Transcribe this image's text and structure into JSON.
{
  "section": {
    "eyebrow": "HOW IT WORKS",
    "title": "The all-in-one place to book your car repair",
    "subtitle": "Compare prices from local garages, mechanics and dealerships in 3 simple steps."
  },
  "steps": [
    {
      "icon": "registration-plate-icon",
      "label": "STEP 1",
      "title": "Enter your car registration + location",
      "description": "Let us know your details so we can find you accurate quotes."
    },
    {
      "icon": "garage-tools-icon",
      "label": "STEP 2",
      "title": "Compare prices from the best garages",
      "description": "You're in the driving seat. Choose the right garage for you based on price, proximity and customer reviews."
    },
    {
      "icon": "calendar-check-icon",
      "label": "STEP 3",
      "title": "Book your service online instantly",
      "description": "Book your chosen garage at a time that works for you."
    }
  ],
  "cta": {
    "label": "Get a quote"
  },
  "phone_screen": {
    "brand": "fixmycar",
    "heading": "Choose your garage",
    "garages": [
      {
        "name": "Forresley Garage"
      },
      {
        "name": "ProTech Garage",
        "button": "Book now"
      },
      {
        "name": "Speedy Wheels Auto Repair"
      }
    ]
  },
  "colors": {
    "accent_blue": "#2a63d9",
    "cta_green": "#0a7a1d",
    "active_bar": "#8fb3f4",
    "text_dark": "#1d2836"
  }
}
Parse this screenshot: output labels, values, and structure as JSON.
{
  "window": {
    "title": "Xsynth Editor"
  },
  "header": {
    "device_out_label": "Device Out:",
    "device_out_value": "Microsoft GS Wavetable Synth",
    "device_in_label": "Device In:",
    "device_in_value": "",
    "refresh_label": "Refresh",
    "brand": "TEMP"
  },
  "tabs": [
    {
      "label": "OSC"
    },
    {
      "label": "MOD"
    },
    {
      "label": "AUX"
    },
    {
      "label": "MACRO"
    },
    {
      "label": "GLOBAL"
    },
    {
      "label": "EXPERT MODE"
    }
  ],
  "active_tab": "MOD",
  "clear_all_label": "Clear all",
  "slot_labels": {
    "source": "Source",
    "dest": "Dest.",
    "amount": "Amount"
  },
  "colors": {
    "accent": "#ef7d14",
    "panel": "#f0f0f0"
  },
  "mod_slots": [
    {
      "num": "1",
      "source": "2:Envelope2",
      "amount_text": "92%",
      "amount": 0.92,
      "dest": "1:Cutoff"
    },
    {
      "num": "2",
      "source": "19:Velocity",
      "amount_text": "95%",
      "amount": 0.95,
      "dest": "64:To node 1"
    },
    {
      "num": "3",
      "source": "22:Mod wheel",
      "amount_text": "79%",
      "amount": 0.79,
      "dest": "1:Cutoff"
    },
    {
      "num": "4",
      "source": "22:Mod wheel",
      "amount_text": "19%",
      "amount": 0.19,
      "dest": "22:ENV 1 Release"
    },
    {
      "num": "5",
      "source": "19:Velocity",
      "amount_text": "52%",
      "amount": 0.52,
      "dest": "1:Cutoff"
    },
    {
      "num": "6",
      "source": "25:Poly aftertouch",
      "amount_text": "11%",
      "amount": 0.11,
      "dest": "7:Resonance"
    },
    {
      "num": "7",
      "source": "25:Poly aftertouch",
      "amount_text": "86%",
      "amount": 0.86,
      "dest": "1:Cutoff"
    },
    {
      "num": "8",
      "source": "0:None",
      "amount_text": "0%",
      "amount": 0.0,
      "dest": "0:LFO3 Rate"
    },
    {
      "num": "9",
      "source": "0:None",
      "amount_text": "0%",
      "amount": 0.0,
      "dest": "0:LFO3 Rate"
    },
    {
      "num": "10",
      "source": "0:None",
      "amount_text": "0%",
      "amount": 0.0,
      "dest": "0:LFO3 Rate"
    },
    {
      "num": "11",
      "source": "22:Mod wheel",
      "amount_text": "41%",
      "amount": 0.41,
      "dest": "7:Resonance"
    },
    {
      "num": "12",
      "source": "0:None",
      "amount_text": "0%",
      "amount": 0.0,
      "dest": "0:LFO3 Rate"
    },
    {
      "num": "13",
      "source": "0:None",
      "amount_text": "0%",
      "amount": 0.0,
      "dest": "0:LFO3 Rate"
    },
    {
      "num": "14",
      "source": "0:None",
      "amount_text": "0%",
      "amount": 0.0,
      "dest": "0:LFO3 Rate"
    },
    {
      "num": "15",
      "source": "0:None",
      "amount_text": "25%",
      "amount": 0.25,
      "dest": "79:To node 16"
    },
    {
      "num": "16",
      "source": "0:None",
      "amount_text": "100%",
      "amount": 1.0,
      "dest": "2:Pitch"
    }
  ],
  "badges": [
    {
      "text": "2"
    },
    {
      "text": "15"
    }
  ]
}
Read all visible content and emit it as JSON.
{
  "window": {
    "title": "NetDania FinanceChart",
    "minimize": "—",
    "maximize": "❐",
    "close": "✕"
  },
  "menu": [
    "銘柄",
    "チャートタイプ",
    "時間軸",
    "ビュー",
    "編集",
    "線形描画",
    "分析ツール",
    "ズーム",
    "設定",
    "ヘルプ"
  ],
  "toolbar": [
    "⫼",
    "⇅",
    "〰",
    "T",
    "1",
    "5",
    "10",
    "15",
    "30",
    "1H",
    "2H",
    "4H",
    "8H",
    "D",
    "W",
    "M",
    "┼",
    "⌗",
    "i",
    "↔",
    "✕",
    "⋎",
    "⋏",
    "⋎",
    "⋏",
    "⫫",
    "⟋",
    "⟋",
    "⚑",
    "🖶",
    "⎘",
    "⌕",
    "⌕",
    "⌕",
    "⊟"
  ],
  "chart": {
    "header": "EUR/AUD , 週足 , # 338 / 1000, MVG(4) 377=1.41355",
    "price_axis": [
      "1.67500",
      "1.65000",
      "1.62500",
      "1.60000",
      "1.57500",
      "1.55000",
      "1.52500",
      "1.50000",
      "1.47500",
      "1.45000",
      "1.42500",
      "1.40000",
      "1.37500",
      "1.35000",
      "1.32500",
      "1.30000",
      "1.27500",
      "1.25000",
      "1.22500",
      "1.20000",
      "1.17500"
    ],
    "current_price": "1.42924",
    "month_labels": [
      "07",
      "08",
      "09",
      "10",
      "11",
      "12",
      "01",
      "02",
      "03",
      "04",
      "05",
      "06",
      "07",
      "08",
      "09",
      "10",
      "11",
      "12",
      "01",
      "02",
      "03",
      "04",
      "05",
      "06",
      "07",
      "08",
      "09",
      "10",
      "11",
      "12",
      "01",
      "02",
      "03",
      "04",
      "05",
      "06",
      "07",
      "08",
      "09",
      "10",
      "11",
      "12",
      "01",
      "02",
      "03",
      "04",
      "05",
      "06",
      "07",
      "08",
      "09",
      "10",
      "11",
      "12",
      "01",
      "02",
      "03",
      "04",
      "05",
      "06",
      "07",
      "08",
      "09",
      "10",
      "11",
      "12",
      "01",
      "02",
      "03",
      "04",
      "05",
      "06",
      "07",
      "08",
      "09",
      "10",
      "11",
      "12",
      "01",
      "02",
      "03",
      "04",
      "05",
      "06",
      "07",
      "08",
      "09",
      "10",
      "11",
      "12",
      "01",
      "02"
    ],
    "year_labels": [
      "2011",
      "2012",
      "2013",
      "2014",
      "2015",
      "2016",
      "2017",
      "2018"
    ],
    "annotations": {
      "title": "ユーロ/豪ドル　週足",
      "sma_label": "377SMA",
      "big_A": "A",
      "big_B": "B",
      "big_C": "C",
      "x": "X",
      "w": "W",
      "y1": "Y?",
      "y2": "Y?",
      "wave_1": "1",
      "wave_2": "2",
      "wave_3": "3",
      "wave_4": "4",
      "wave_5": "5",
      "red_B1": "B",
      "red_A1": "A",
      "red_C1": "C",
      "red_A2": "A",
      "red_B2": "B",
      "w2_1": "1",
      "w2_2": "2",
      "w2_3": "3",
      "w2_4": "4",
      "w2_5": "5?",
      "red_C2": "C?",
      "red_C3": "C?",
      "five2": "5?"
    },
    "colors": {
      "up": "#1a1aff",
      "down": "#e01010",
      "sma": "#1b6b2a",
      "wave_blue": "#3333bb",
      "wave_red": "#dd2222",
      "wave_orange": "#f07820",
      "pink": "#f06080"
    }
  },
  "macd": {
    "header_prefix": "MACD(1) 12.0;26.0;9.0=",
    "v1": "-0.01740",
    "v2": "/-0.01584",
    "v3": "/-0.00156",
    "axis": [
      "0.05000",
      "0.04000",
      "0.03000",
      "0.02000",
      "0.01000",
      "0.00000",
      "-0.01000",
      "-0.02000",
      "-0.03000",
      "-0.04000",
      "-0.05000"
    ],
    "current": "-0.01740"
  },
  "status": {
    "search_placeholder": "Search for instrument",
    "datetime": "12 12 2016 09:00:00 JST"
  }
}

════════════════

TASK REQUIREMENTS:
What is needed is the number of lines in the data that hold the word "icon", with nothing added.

COMPLETED TASK:
3